Search Engine Optimization can be a pretty overwhelming subject. Based on the fees that SEO companies charge, I assumed that SEO was right up there with rocket science. However, I would compare reading Peter Kent's book to pulling away the curtain and seeing a little old man acting as the great and powerful Oz. Peter Kent does an excellent job brushing aside all of the complex notions of SEO and revealing the rather simplistic, yet precise, concepts behind each of the techniques. This book will explain SEO, tell you exactly which techniques to implement, and guide you safely through all of the SEO landmines.



Product: Book - Paperback
Title: Macromedia Flash MX 2004 ActionScript Bible
Publisher: Wiley
Authors: Robert Reinhardt, Joey Lott, Robert Reinhardt, Joey Lott
Rating: 5/5
Customer opinion - 5 stars out of 5
An exceptionally comprehensive volume


It's not for beginners ? ok, it's not.

It's mainly for intermediate readers and it goes reasonably deep and covers an impressive wide range of topics.

It's not an reference guide, if you need one, get the ActionScript reference guide from Macromedia.

If you want to learn Object-Oriented Development with ActionScript 2.0 the Moock's book is the best choice. For me, the ActionScript Bible and the Moock's book are special volumes.



Product: Book - Paperback
Title: Apple Confidential 2.0: The Definitive History of the World's Most Colorful Company
Publisher: No Starch Press
Authors: Owen Linzmayer, Owen W. Linzmayer
Rating: 4/5
Customer opinion - 4 stars out of 5
nice attention to details


[A review of the 2nd EDITION.]

Apple has always garnered curiosity, as one of the most creative high tech companies in the world. This book tries to assuage that interest, updated to 2004. It covers in detail many aspects of the company's tumultuous history.

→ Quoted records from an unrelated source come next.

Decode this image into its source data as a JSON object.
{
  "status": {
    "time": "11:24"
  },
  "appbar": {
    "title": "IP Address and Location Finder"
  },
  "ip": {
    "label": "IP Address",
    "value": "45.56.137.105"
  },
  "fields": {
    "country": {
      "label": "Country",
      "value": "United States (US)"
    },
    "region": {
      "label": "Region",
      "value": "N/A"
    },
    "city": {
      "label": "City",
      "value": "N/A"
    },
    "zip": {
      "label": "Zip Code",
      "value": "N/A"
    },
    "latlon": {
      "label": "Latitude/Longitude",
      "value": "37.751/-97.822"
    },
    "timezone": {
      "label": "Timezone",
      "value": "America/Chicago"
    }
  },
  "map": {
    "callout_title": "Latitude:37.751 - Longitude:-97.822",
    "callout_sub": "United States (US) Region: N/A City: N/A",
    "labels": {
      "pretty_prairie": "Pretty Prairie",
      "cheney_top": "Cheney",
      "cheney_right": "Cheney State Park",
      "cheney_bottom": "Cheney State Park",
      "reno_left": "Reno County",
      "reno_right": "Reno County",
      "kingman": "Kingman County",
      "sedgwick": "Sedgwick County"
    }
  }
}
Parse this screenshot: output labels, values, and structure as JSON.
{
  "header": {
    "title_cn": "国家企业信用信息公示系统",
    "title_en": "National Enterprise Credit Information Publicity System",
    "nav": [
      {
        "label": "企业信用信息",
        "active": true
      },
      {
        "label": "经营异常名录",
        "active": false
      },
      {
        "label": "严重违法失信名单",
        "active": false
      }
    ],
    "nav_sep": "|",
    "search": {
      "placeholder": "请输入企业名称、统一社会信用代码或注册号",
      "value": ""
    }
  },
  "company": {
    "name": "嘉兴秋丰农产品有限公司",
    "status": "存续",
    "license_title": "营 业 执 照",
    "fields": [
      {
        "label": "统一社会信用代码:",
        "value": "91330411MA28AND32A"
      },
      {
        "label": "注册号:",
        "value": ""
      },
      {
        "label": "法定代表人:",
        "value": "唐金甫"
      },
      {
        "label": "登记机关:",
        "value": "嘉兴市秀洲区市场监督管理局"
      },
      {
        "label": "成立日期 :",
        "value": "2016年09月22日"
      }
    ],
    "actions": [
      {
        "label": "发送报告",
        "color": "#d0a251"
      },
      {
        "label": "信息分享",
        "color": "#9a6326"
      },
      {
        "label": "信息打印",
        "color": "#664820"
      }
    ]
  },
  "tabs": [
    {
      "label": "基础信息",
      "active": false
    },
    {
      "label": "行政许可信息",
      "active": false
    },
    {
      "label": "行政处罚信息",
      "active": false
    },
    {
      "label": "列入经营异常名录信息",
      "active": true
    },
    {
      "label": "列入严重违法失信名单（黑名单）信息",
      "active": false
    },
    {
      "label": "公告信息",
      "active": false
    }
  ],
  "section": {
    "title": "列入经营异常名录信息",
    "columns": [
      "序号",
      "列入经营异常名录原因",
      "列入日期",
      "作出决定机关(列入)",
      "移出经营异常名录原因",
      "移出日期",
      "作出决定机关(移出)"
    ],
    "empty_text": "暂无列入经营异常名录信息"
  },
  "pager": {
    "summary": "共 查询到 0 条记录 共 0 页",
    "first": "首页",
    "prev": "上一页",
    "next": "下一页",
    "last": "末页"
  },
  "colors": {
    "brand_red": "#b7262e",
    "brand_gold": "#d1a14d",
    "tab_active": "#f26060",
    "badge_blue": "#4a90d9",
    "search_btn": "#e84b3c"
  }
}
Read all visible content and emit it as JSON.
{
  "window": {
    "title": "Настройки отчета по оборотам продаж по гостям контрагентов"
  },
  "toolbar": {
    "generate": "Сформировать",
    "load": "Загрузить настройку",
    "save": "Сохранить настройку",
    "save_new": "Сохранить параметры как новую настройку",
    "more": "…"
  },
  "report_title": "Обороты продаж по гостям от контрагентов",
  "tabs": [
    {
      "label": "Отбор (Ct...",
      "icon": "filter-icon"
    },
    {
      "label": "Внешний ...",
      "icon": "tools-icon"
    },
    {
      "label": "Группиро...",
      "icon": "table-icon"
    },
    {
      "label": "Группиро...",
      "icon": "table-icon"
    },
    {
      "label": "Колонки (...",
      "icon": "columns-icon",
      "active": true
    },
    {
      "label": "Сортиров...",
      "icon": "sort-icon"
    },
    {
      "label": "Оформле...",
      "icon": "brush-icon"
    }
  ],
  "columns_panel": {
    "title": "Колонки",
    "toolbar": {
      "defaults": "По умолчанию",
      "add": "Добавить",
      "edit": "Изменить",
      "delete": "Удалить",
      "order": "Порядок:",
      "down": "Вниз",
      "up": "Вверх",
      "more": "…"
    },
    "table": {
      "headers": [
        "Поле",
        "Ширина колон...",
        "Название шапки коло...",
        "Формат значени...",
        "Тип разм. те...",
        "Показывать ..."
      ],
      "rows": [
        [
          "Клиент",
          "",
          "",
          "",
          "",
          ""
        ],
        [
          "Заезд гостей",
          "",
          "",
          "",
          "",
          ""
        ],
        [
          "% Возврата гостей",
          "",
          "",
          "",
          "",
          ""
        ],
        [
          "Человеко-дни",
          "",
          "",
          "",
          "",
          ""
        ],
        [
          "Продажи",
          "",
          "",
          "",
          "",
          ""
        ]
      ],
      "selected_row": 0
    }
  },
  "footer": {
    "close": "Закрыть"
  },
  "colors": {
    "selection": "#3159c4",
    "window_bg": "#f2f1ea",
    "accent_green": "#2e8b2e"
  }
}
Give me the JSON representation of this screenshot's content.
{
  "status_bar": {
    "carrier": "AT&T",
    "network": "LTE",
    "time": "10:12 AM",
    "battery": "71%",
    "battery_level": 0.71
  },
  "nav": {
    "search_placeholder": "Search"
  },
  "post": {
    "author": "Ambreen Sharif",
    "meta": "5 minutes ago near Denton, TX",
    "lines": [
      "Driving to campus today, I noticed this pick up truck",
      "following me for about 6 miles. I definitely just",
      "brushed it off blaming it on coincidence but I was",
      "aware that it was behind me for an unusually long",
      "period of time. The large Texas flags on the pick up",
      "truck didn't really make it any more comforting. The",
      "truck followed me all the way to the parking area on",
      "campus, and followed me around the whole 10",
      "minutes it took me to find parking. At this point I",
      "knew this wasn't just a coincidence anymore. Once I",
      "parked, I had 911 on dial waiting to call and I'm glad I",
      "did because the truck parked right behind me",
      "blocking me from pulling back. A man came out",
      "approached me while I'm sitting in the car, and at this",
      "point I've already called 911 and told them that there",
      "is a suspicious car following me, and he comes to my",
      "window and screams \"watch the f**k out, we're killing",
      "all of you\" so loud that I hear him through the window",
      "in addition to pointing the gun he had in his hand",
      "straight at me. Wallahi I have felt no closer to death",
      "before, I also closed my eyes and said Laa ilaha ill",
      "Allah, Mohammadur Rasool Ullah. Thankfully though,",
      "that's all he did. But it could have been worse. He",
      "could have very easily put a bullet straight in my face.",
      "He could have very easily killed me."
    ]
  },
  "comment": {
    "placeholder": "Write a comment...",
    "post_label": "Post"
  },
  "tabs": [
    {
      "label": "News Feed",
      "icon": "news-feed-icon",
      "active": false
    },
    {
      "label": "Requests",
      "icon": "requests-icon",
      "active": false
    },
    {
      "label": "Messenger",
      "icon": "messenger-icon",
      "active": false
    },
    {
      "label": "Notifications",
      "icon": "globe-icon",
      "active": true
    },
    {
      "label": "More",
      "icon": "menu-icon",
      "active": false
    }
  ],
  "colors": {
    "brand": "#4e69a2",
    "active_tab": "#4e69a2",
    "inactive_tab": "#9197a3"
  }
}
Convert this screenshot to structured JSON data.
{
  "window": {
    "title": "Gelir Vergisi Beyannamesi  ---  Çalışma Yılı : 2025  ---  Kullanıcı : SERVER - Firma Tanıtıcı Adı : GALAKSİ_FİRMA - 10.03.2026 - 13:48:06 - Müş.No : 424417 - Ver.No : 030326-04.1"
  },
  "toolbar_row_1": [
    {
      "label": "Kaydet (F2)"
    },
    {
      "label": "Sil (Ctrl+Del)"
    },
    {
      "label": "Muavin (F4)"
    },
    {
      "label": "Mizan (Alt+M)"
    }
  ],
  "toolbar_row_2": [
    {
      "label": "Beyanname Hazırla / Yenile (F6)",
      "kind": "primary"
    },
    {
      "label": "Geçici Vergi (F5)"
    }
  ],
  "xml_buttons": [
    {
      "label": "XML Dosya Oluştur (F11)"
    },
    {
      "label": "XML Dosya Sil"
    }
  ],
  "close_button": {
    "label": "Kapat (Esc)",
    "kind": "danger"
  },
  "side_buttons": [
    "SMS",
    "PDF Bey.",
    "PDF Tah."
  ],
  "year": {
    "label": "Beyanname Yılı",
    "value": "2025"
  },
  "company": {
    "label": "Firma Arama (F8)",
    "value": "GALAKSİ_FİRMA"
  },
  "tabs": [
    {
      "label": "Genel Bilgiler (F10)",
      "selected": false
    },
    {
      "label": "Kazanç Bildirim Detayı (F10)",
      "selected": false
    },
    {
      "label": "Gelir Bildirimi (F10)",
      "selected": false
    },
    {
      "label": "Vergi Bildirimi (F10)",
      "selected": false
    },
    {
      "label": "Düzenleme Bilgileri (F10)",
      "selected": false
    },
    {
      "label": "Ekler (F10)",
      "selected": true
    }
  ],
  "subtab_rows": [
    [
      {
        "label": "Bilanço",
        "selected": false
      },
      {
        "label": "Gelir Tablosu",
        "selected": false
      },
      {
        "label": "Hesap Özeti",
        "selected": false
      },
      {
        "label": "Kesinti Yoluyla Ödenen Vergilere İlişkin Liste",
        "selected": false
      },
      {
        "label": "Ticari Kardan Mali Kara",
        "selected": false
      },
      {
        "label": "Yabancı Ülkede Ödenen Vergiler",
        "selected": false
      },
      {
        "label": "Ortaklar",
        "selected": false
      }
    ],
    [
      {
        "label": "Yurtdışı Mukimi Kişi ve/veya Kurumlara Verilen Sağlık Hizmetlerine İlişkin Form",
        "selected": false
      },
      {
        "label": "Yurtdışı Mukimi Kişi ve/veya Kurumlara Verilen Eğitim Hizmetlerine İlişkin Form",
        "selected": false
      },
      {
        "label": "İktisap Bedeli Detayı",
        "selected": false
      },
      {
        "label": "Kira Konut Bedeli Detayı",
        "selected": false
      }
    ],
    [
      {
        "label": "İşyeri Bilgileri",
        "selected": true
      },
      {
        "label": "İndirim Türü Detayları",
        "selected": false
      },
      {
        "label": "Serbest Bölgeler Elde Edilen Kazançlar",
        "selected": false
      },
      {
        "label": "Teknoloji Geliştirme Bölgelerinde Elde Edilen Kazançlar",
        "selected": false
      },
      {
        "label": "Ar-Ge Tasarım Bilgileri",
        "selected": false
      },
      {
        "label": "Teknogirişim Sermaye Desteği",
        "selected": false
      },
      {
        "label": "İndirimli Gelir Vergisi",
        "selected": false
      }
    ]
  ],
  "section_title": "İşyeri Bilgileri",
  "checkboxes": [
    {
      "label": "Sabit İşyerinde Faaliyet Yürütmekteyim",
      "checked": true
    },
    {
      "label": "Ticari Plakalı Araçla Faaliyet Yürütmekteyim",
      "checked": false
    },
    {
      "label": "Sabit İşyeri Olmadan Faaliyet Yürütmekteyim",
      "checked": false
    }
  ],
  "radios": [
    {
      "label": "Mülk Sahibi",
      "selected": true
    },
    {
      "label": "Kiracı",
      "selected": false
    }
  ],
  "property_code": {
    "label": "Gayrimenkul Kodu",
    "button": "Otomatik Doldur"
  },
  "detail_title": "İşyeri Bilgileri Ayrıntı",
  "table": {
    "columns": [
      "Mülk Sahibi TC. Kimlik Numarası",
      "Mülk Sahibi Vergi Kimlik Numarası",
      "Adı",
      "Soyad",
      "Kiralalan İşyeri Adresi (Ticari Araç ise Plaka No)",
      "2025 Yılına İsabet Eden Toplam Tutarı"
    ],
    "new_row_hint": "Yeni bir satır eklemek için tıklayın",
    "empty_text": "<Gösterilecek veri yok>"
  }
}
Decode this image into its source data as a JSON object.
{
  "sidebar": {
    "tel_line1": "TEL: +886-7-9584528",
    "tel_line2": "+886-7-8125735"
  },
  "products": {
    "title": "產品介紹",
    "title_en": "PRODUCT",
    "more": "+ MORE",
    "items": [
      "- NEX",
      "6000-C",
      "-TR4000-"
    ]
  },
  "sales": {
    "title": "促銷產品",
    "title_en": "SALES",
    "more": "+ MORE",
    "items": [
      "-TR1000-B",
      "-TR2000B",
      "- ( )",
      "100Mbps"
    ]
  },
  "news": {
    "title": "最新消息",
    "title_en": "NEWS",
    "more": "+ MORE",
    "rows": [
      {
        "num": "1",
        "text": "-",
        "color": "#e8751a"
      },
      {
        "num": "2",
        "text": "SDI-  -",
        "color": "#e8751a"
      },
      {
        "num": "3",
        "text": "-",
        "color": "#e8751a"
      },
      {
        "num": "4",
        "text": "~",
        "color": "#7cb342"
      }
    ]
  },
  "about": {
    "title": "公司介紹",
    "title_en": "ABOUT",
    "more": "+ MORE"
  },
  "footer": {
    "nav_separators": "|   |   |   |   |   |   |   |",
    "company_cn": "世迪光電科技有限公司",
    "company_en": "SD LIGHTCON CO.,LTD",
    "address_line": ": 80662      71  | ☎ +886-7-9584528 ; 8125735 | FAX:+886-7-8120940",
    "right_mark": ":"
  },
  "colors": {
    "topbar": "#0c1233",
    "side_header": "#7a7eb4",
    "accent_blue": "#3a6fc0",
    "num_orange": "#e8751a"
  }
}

Some tidbits are mentioned that other books on Apple often omit. Like how along with Jobs and Wozniak, there was another co-founder, Wayne. But he sold his interest for around $2k, before Apple went public. Linzmayer estimates that had Wayne held his stock, it would have been worth $500 million in 2000. Ah, the what-ifs. He says that Wayne seemed genuinely unmiffed by this. But the reader must surely wonder otherwise. Like the story of the fifth Beatle. The divergent fates of Wayne, Jobs and Wozniak might be seen as a parable of Silicon Valley.

The book describes events up to 2003-2004. Just in time to include a discussion of the smash hit that is the iPod, and of ancillary packages like iTunes. While perhaps these are too recent to be easily evaluated, Linzmayer doesn't shirk from offering a timely analysis.